Prompt
Copy every line of the records below where the word "amount" occurs.

Data supplied
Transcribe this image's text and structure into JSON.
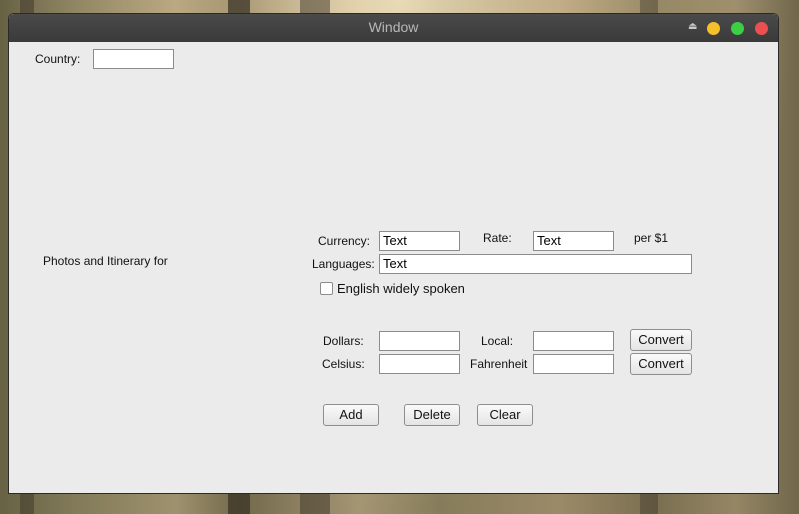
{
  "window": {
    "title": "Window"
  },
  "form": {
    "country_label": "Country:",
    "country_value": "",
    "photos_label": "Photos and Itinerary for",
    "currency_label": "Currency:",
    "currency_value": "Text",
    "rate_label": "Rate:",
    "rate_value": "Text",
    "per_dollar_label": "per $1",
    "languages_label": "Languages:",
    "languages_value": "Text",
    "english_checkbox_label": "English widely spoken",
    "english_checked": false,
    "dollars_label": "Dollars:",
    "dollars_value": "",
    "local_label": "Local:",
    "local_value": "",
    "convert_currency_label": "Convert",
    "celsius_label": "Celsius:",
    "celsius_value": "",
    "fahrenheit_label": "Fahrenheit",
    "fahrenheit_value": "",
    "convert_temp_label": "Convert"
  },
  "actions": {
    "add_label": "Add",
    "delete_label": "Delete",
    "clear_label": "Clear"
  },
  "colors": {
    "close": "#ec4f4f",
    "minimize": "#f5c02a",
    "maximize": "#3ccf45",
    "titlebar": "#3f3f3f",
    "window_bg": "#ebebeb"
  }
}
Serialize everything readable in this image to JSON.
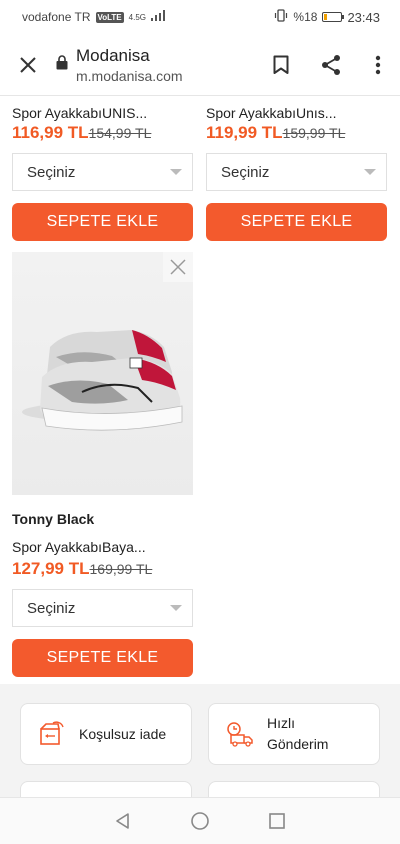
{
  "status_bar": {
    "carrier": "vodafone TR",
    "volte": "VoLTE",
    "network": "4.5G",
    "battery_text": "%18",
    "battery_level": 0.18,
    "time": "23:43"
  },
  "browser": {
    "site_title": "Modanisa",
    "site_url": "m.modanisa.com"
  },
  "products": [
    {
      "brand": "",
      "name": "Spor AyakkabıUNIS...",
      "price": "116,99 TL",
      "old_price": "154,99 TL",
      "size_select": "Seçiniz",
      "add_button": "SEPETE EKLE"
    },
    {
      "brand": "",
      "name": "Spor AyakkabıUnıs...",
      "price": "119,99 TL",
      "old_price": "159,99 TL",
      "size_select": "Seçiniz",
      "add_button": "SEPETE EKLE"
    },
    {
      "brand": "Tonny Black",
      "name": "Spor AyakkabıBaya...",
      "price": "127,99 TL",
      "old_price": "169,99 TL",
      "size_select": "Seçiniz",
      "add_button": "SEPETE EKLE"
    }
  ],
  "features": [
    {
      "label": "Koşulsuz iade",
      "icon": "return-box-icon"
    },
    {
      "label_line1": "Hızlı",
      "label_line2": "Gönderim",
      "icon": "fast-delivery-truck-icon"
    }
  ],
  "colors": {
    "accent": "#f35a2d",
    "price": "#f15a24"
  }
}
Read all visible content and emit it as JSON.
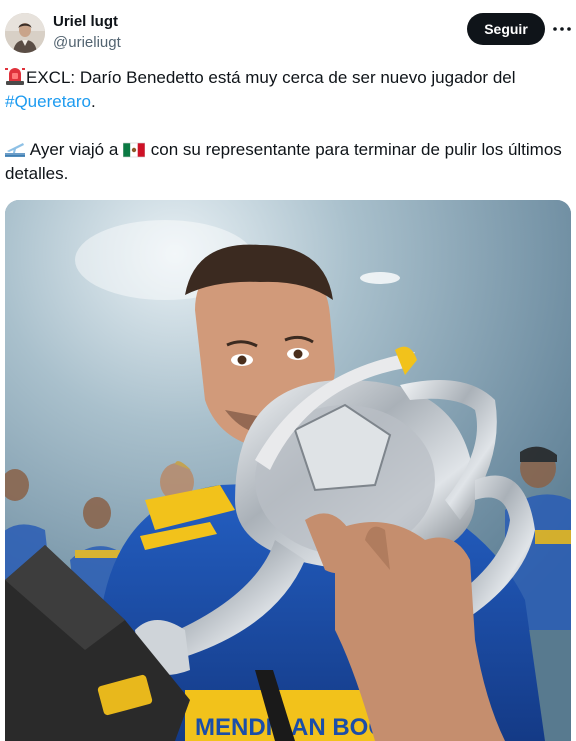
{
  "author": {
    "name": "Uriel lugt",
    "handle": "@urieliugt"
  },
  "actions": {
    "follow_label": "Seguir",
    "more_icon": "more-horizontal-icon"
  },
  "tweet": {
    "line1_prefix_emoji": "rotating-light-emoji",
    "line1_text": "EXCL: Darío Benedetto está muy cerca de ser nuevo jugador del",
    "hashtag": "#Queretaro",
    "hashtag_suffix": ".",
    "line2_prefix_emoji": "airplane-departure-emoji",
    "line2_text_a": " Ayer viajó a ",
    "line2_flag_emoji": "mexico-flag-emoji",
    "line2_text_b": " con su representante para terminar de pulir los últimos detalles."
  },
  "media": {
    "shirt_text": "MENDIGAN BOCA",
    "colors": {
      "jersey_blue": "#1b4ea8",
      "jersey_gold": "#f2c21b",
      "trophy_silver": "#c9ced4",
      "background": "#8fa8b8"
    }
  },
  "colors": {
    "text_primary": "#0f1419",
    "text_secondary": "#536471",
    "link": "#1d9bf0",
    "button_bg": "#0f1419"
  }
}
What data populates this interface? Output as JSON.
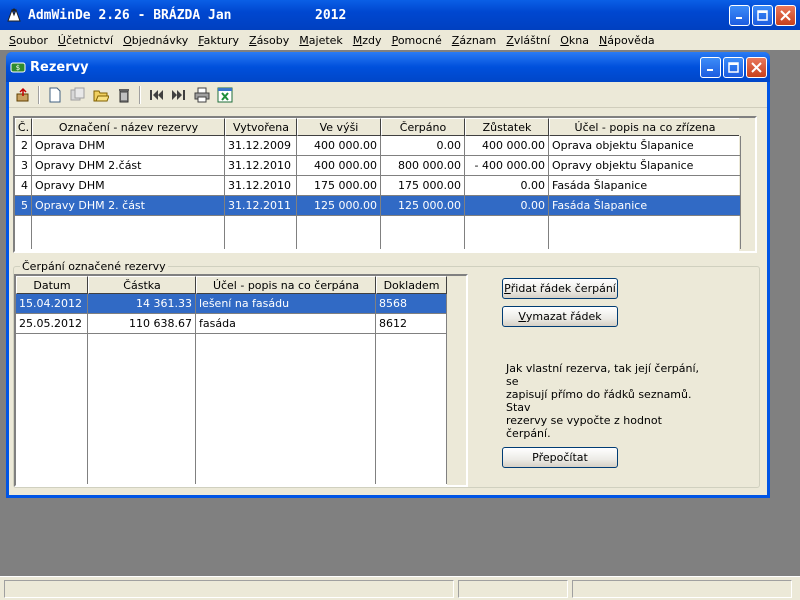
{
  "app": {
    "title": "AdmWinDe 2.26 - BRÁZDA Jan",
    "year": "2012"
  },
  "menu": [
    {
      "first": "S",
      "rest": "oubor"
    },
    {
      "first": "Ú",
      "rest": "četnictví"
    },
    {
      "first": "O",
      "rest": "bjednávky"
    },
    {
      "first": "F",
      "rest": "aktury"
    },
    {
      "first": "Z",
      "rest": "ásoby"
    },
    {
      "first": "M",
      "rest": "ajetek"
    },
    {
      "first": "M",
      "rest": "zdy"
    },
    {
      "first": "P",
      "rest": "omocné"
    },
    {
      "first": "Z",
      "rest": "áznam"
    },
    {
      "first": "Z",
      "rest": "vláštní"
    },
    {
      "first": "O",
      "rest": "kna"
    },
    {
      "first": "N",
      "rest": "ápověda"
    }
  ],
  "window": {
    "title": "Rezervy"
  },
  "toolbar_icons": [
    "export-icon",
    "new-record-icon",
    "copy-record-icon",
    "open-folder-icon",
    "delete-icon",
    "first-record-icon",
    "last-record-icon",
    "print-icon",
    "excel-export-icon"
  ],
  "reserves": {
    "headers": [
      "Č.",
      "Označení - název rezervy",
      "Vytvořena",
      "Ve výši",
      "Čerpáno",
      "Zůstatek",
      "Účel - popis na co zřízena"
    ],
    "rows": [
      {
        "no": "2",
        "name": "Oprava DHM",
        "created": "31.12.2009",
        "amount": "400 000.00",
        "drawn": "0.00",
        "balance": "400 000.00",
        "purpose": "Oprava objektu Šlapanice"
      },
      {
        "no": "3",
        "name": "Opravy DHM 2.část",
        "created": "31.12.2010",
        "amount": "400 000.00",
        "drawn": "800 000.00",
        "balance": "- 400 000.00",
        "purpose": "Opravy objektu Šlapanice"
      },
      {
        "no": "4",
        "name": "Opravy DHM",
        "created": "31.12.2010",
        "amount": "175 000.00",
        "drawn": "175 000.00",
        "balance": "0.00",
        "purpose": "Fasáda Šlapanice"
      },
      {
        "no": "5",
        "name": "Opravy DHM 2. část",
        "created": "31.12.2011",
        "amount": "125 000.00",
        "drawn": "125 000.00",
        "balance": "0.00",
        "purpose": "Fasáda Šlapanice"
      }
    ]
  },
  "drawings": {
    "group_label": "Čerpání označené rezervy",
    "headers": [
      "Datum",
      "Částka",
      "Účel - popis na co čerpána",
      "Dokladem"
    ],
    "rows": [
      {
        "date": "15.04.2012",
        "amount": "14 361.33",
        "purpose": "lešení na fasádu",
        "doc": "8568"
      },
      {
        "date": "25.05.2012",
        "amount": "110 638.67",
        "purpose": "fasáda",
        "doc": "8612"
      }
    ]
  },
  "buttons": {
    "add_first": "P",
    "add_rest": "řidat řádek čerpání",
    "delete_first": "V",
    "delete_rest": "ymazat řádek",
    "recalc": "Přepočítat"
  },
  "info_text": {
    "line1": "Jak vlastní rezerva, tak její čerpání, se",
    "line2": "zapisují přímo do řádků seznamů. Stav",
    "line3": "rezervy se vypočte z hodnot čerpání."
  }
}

Final answer
        "amount": "400 000.00",
        "amount": "400 000.00",
        "amount": "175 000.00",
        "amount": "125 000.00",
        "amount": "14 361.33",
        "amount": "110 638.67",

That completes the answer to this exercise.